**** Records provided ****

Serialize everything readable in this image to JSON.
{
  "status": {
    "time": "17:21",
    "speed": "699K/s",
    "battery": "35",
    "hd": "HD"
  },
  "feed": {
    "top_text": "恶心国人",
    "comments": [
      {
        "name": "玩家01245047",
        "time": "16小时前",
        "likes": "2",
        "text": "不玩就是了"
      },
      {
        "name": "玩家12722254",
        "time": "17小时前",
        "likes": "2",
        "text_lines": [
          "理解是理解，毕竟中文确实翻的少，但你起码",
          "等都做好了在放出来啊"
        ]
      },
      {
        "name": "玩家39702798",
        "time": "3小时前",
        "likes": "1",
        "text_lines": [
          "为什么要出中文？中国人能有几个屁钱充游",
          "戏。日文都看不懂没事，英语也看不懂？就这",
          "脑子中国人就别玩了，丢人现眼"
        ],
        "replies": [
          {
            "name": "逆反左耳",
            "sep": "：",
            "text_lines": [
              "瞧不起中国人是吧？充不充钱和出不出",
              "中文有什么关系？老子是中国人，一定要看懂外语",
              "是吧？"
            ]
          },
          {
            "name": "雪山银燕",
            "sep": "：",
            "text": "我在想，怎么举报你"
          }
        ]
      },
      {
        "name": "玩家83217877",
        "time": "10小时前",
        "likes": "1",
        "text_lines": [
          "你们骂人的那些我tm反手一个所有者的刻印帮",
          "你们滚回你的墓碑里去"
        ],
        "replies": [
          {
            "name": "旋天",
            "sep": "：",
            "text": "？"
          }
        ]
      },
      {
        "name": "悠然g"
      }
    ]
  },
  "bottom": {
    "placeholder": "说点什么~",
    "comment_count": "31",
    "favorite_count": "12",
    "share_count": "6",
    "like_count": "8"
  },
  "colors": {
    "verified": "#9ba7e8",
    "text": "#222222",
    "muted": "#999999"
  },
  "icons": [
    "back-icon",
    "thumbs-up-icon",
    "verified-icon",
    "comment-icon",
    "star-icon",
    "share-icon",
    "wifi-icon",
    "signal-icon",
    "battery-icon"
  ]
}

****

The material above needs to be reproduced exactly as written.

Answer area:
Serialize everything readable in this image to JSON.
{
  "status": {
    "time": "17:21",
    "speed": "699K/s",
    "battery": "35",
    "hd": "HD"
  },
  "feed": {
    "top_text": "恶心国人",
    "comments": [
      {
        "name": "玩家01245047",
        "time": "16小时前",
        "likes": "2",
        "text": "不玩就是了"
      },
      {
        "name": "玩家12722254",
        "time": "17小时前",
        "likes": "2",
        "text_lines": [
          "理解是理解，毕竟中文确实翻的少，但你起码",
          "等都做好了在放出来啊"
        ]
      },
      {
        "name": "玩家39702798",
        "time": "3小时前",
        "likes": "1",
        "text_lines": [
          "为什么要出中文？中国人能有几个屁钱充游",
          "戏。日文都看不懂没事，英语也看不懂？就这",
          "脑子中国人就别玩了，丢人现眼"
        ],
        "replies": [
          {
            "name": "逆反左耳",
            "sep": "：",
            "text_lines": [
              "瞧不起中国人是吧？充不充钱和出不出",
              "中文有什么关系？老子是中国人，一定要看懂外语",
              "是吧？"
            ]
          },
          {
            "name": "雪山银燕",
            "sep": "：",
            "text": "我在想，怎么举报你"
          }
        ]
      },
      {
        "name": "玩家83217877",
        "time": "10小时前",
        "likes": "1",
        "text_lines": [
          "你们骂人的那些我tm反手一个所有者的刻印帮",
          "你们滚回你的墓碑里去"
        ],
        "replies": [
          {
            "name": "旋天",
            "sep": "：",
            "text": "？"
          }
        ]
      },
      {
        "name": "悠然g"
      }
    ]
  },
  "bottom": {
    "placeholder": "说点什么~",
    "comment_count": "31",
    "favorite_count": "12",
    "share_count": "6",
    "like_count": "8"
  },
  "colors": {
    "verified": "#9ba7e8",
    "text": "#222222",
    "muted": "#999999"
  },
  "icons": [
    "back-icon",
    "thumbs-up-icon",
    "verified-icon",
    "comment-icon",
    "star-icon",
    "share-icon",
    "wifi-icon",
    "signal-icon",
    "battery-icon"
  ]
}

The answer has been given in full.